That is just about the time when the Dean of Students appeared and, recognizing me from several conferences we held the previous year in his office, inquired as to just what it was that I might be doing beneath his transportation. I stammered out the best answer I could under the circumstances, but I don’t think he fully believed me until I got down on hands and knees right there in the gravel, shinnied my way up under that behemoth automobile and returned with my lost prize in hand for his examination. The good Dean dismissed me with only a mild rebuff after that and a warning to me concerning my previous misbehaviors.
I managed to return to my car, no longer under observation by the female group, I noticed now, and then return to unpacking and arranging my dorm room. I replaced the offending but beautiful walnut shift knob with its old, plain but more trustworthy counterpart.

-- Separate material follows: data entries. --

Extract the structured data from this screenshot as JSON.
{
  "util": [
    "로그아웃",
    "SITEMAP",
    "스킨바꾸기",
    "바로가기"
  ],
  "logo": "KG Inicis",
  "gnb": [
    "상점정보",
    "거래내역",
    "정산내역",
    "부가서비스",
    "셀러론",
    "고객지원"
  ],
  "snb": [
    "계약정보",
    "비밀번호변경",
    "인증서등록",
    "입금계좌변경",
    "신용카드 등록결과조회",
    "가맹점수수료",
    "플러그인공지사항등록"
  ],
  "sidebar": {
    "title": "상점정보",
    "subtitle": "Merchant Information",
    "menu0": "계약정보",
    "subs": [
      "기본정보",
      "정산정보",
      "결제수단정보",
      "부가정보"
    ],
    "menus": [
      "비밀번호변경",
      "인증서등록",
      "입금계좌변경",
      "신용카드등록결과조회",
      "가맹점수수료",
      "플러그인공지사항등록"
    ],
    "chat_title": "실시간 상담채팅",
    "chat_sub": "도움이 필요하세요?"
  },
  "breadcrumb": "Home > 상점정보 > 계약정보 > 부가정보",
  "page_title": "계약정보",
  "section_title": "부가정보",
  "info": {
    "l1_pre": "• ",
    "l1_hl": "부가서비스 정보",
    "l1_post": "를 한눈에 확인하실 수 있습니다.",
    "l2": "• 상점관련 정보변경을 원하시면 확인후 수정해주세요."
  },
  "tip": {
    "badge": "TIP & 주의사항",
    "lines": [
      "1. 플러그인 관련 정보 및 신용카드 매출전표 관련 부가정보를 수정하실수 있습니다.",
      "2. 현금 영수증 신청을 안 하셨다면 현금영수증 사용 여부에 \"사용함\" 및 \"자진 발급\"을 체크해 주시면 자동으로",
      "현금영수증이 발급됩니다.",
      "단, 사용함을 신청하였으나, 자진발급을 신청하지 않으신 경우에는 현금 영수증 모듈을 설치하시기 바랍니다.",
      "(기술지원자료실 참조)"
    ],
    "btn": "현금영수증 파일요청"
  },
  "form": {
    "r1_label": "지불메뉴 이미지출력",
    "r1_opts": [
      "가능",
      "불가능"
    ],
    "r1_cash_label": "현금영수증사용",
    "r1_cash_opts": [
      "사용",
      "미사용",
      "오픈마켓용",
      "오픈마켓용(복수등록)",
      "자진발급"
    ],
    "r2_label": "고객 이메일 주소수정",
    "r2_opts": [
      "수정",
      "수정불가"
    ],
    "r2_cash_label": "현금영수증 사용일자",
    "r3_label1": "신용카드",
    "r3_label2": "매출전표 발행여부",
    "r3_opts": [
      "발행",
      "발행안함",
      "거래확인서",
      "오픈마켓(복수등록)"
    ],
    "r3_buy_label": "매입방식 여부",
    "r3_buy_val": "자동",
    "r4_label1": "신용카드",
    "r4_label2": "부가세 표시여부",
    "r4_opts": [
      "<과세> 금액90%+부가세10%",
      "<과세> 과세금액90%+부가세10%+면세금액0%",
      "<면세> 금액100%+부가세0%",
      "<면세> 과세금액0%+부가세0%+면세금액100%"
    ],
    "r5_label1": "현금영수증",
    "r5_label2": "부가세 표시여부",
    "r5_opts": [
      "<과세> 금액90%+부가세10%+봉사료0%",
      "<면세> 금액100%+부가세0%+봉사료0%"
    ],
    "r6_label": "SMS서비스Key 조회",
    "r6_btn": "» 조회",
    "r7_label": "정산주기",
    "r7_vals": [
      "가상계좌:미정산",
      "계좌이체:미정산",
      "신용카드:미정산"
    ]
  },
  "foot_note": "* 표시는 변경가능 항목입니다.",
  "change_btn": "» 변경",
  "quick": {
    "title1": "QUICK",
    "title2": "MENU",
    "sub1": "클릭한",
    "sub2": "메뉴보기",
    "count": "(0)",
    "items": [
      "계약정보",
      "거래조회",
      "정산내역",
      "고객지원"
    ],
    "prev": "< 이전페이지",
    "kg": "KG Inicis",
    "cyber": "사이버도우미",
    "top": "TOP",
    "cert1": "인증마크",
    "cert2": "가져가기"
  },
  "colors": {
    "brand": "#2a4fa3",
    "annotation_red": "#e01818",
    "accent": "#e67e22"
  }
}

I never got around to repairing that first wooden replacement. The repair I was doing on this latest version seemed long overdue. Editor’s Note: Great to enjoy a new story penned by Al Bradley. Thanks, Al!
New Dues Structure

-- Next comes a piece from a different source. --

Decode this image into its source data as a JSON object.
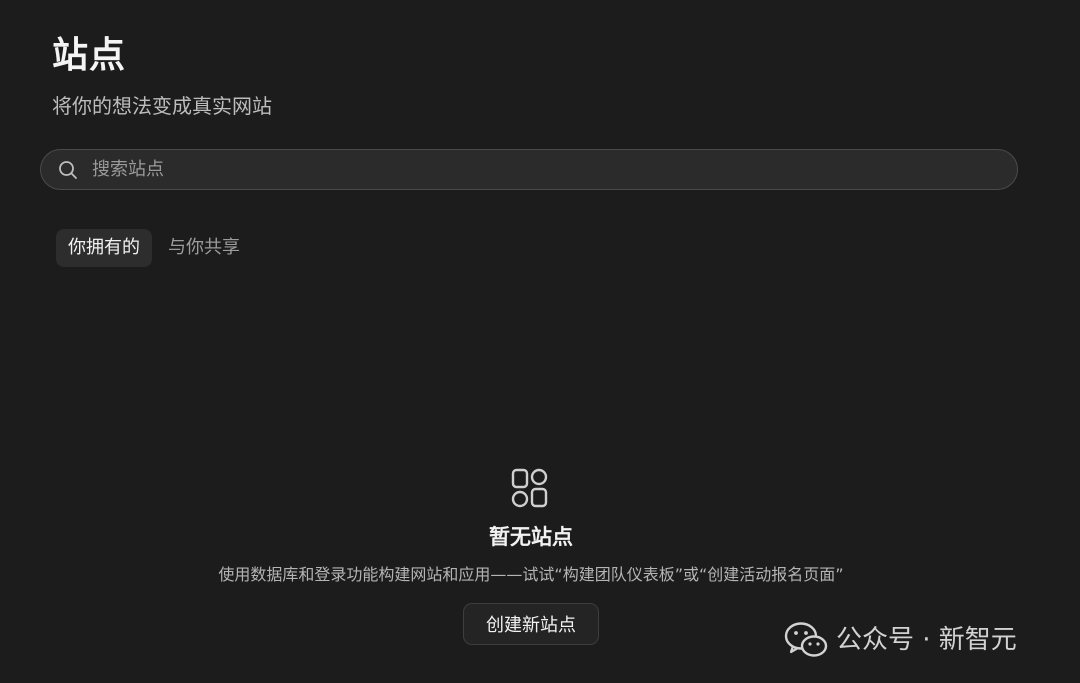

At the July 5, 2001 Board meeting it was decided to change the initial dues for new members in order to defray costs associated with new name tags. The new dues for new members take effect October 1, 2001 and are as follows:
October - Deccember $20 (includes the next year)

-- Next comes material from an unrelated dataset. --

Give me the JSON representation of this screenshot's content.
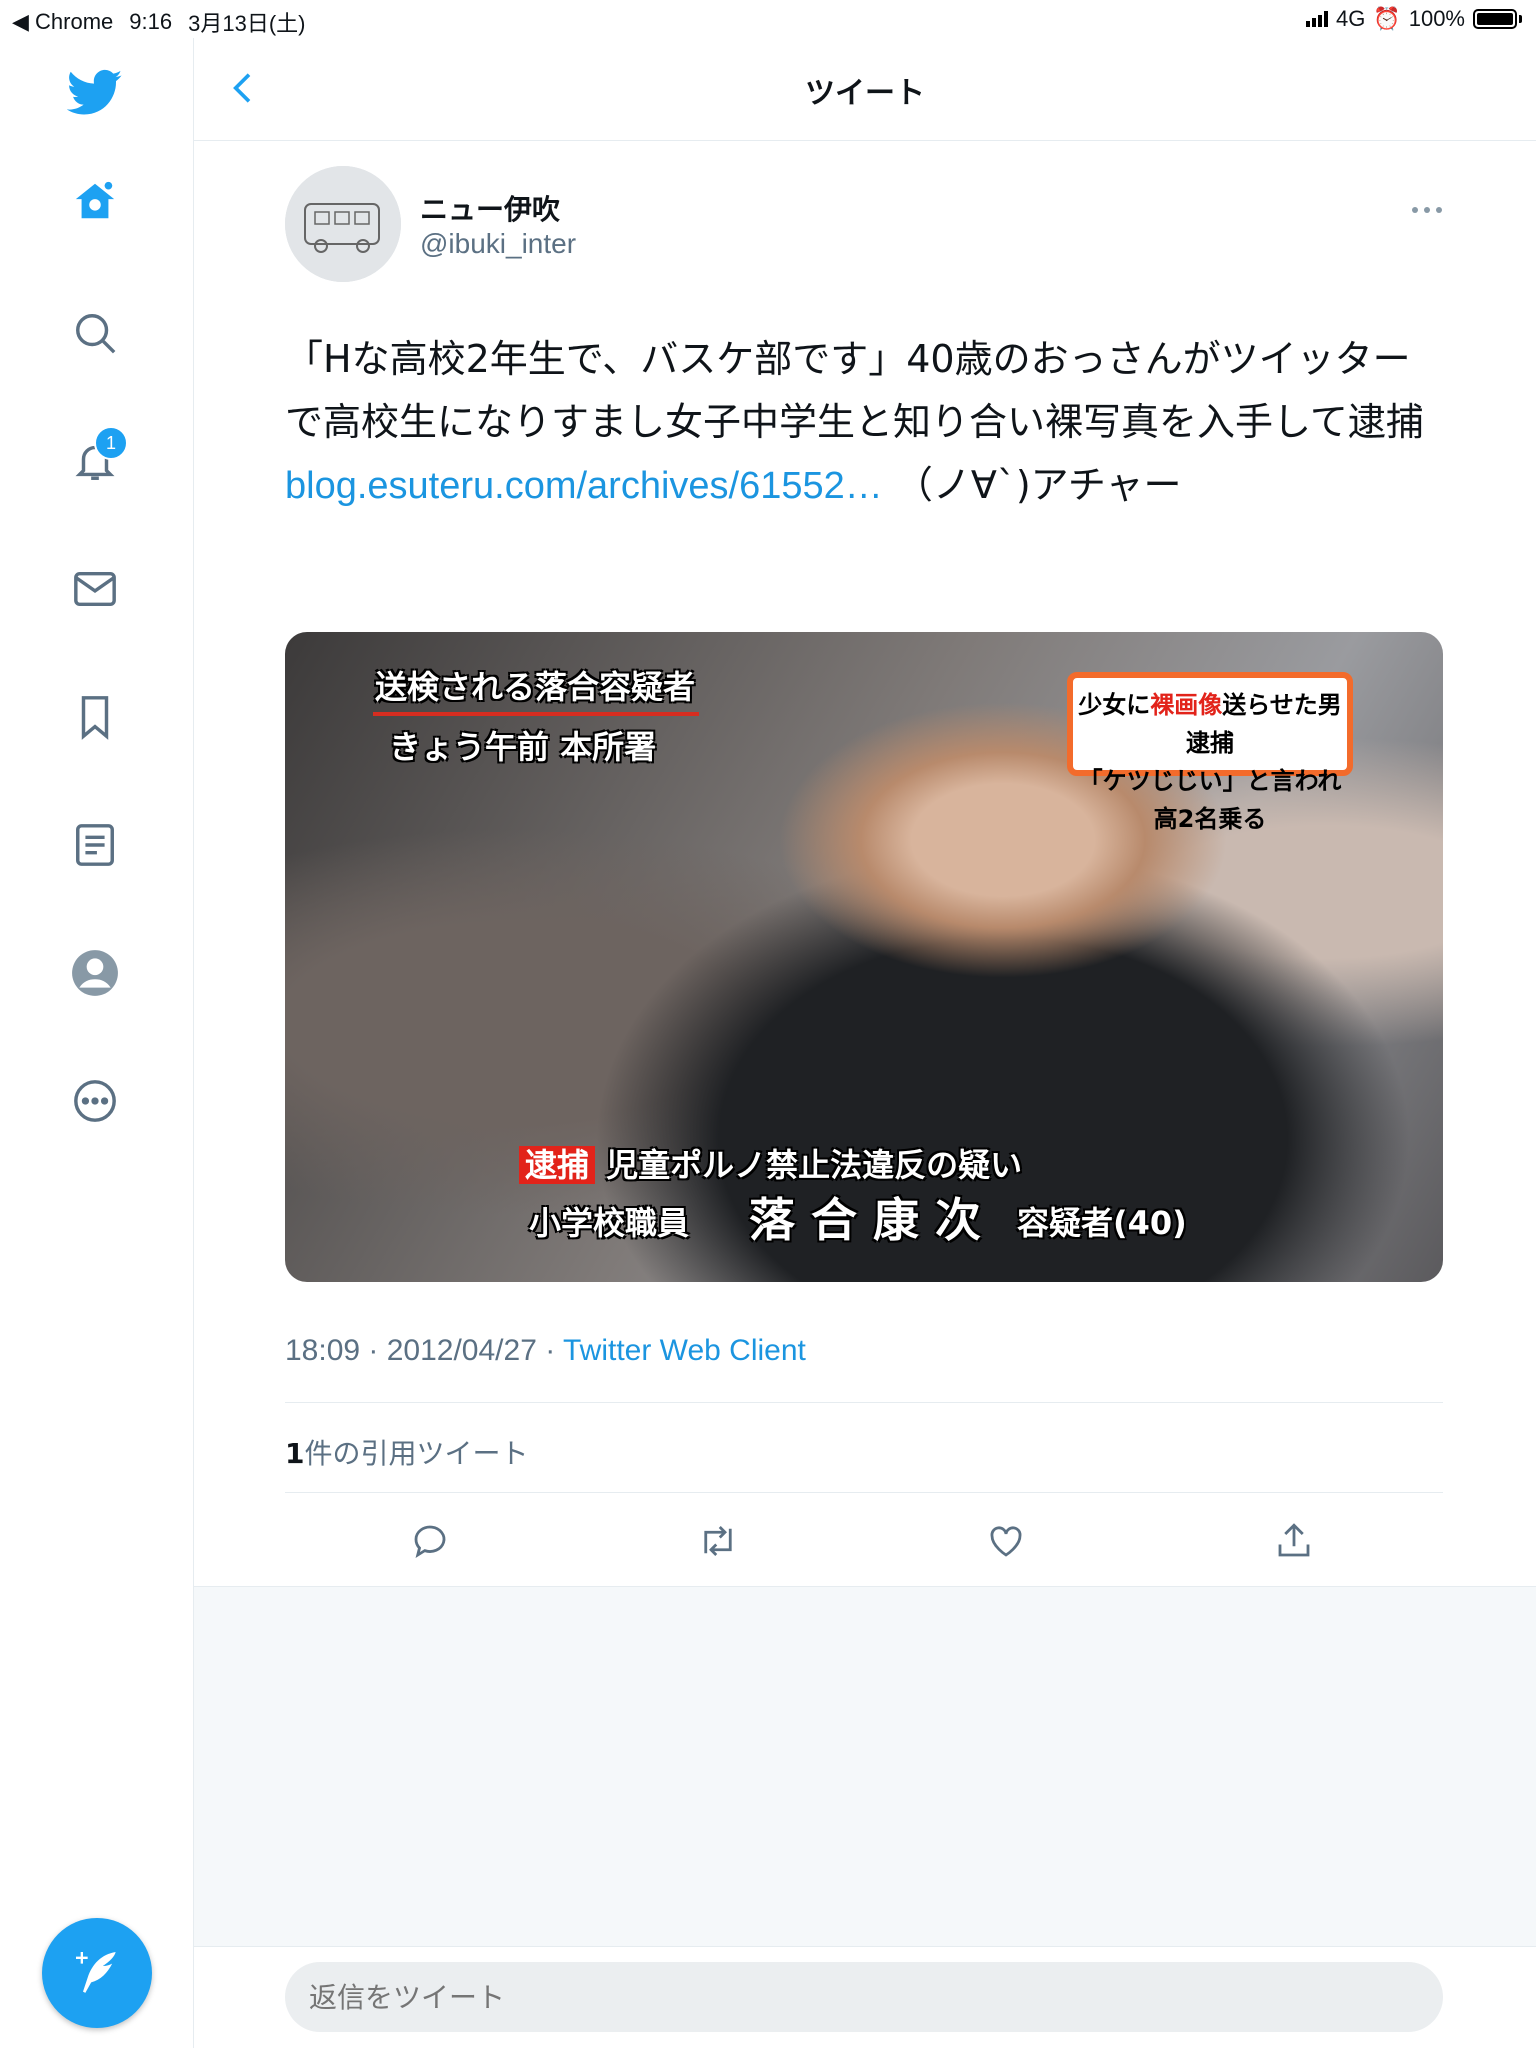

January - March $20 (for current year)
April – June $15 (for current year)
July – September $10 (for current year)
Voice Mail Options Author Unknown
Answering machine at the Mental Hospital:
“Hello, …. And welcome to the mental health hotline…….
If you are obsessive-compulsive, press 1 repeatedly.
If you are co-dependent, please ask someone to press 2 for you.
If you have multiple personalities, press 3, 4, 5, and 6.
If you are paranoid, we know who you are and what you want. Stay on the line so we can trace your call.
If you are delusional, press 7 and your call will be transferred to the mother ship.
If you are schizophrenic, listen carefully and a small voice will tell you which number to press.
If you are manic-depressive, it doesn’t matter which number you press, no one will answer.
If you have amnesia, press 8 and state your name, address, telephone number, date of birth, social security number, and your Mother’s maiden name.
If you have post-traumatic stress disorder, s-l-o-w-l-y and c-a-r-e-f- u-l-l-y press 0 0 0.
If you have short-term memory loss, press 9. If you have short- term memory loss, press 9. If you have short term memory loss, press 9.
If you have low self esteem, please hang up. All operators are too busy to talk to you.
If you are blonde, don’t press any buttons, you’ll just screw it up.
Bumper Sticker (Seen by Eddie Penley)
Confucius say: He who stands on toilet seat is high on pot.
ABCS Officers & Committee Chairs
President: Carl Floyd, 423-477-7757, email@example.com
Vice-President: Mitchell Byerley, 423-247-4730, firstname.lastname@example.org
Secretary: Margaret Calcote, 423-288-2297, email@example.com
Treasurer: Al Bradley, 540-628-4763, firstname.lastname@example.org
Newsletter: Jane Ogle, 423-282-5687, email@example.com
Driving Events: Dick Williams, 865-993-2710
Programs: Richard Williams, 423-990-6994, firstname.lastname@example.org
Webpage: Herren Floyd, 423-239-5455, email@example.com
The next ABCS newsletter will have pictures of the History Channel Great Race as promised.